As important as those forms are, a major driver of immigration is work. Many immigrants work for businesses that hire them. Other immigrants create their own businesses.
National figures indicate that there are about 900,000 immigrant small-business owners. This accounts for 18 percent of the total number of small-business owners.
In the Twin Cities, the percentage of small businesses owners who are immigrants is not quite that high, but is still impressive. According to a recent study by a New York-based research group, about 11 percent of small-business owners in the Twin Cities are immigrants.
The study was done by the Fiscal Policy Group’s Immigration Research Initiative.
“Immigrants are somewhat more likely than U.S.-born people to be business owners,” noted David Dyssegaard Kallick, the lead author of the study, “but they are not super-entrepreneurs.”

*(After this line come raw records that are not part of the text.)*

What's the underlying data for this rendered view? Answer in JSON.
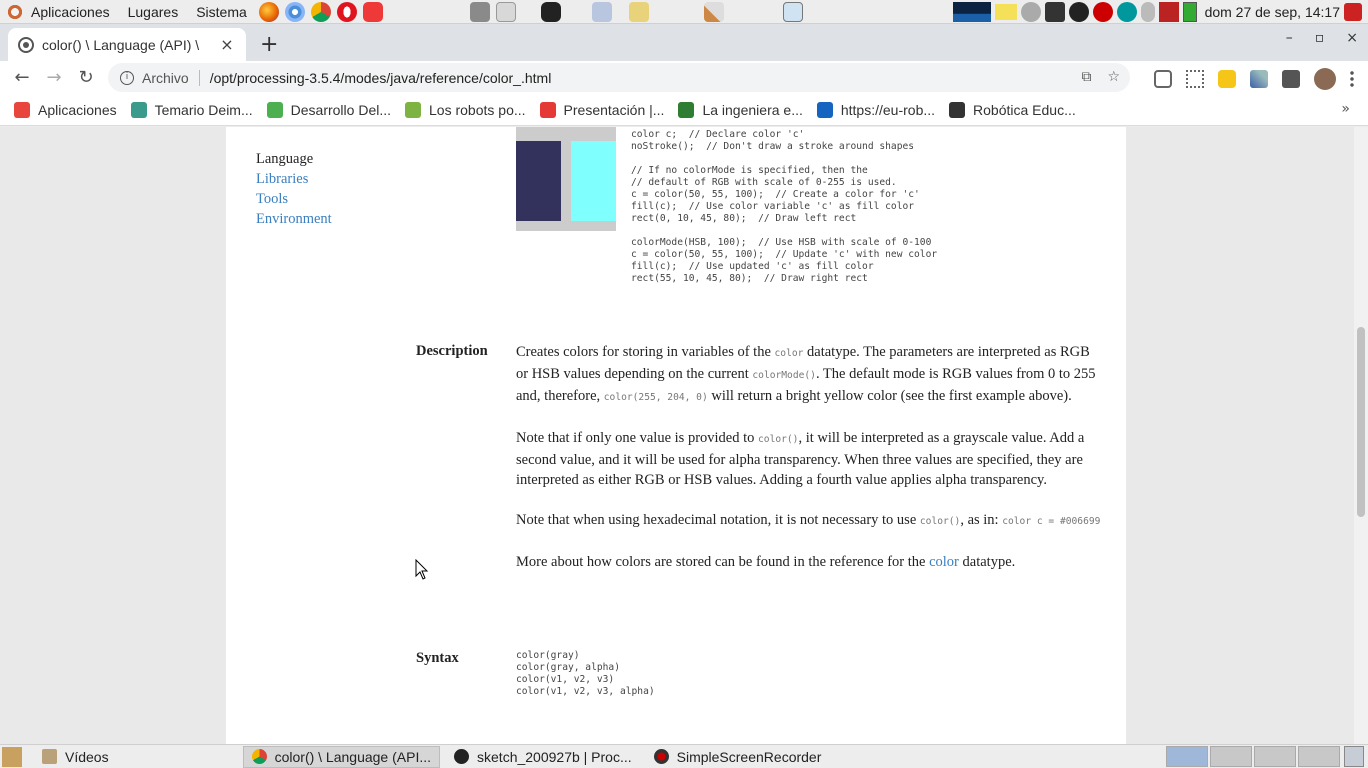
{
  "system_bar": {
    "menus": [
      "Aplicaciones",
      "Lugares",
      "Sistema"
    ],
    "clock": "dom 27 de sep, 14:17"
  },
  "browser": {
    "tab_title": "color() \\ Language (API) \\",
    "close_tab": "×",
    "new_tab": "+",
    "window_controls": {
      "minimize": "–",
      "maximize": "▫",
      "close": "×"
    },
    "address": {
      "label": "Archivo",
      "url": "/opt/processing-3.5.4/modes/java/reference/color_.html"
    },
    "bookmarks": [
      {
        "label": "Aplicaciones",
        "icon": "apps-grid-icon",
        "color": "#e8453c"
      },
      {
        "label": "Temario Deim...",
        "icon": "temario-icon",
        "color": "#3a9a8c"
      },
      {
        "label": "Desarrollo Del...",
        "icon": "desarrollo-icon",
        "color": "#4caf50"
      },
      {
        "label": "Los robots po...",
        "icon": "robots-icon",
        "color": "#7cb342"
      },
      {
        "label": "Presentación |...",
        "icon": "presentacion-icon",
        "color": "#e53935"
      },
      {
        "label": "La ingeniera e...",
        "icon": "ingeniera-icon",
        "color": "#2e7d32"
      },
      {
        "label": "https://eu-rob...",
        "icon": "eu-rob-icon",
        "color": "#1565c0"
      },
      {
        "label": "Robótica Educ...",
        "icon": "robotica-icon",
        "color": "#333333"
      }
    ],
    "bookmarks_more": "»"
  },
  "page": {
    "sidenav": {
      "current": "Language",
      "links": [
        "Libraries",
        "Tools",
        "Environment"
      ]
    },
    "example_code": "color c;  // Declare color 'c'\nnoStroke();  // Don't draw a stroke around shapes\n\n// If no colorMode is specified, then the\n// default of RGB with scale of 0-255 is used.\nc = color(50, 55, 100);  // Create a color for 'c'\nfill(c);  // Use color variable 'c' as fill color\nrect(0, 10, 45, 80);  // Draw left rect\n\ncolorMode(HSB, 100);  // Use HSB with scale of 0-100\nc = color(50, 55, 100);  // Update 'c' with new color\nfill(c);  // Use updated 'c' as fill color\nrect(55, 10, 45, 80);  // Draw right rect",
    "example_colors": {
      "left": "#32325d",
      "right": "#80ffff"
    },
    "description_label": "Description",
    "desc": {
      "p1a": "Creates colors for storing in variables of the ",
      "p1k1": "color",
      "p1b": " datatype. The parameters are interpreted as RGB or HSB values depending on the current ",
      "p1k2": "colorMode()",
      "p1c": ". The default mode is RGB values from 0 to 255 and, therefore, ",
      "p1k3": "color(255, 204, 0)",
      "p1d": " will return a bright yellow color (see the first example above).",
      "p2a": "Note that if only one value is provided to ",
      "p2k1": "color()",
      "p2b": ", it will be interpreted as a grayscale value. Add a second value, and it will be used for alpha transparency. When three values are specified, they are interpreted as either RGB or HSB values. Adding a fourth value applies alpha transparency.",
      "p3a": "Note that when using hexadecimal notation, it is not necessary to use ",
      "p3k1": "color()",
      "p3b": ", as in: ",
      "p3k2": "color c = #006699",
      "p4a": "More about how colors are stored can be found in the reference for the ",
      "p4link": "color",
      "p4b": " datatype."
    },
    "syntax_label": "Syntax",
    "syntax_code": "color(gray)\ncolor(gray, alpha)\ncolor(v1, v2, v3)\ncolor(v1, v2, v3, alpha)"
  },
  "taskbar": {
    "items": [
      {
        "label": "Vídeos",
        "active": false
      },
      {
        "label": "color() \\ Language (API...",
        "active": true
      },
      {
        "label": "sketch_200927b | Proc...",
        "active": false
      },
      {
        "label": "SimpleScreenRecorder",
        "active": false
      }
    ]
  }
}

In other words, though every immigrant isn’t a budding business owner, immigrants as a whole contribute more than their fair share to that group.
The study also contained other interesting findings. For example, immigrant women are more likely to be business owners than women who were born in the U.S. are.
In the Minneapolis – St. Paul area, the evidence of immigrant energy is obvious in locations like Lake Street and University Avenue. Indeed, the emergence of immigrant business culture now extends to many other places. These include Central Avenue in northeast Minneapolis, the West Side of St. Paul, and Payne Avenue on St. Paul’s east side.
Source: “Immigrants chasing their business dreams ,” Star Trib, Allie Shah, 6-13-12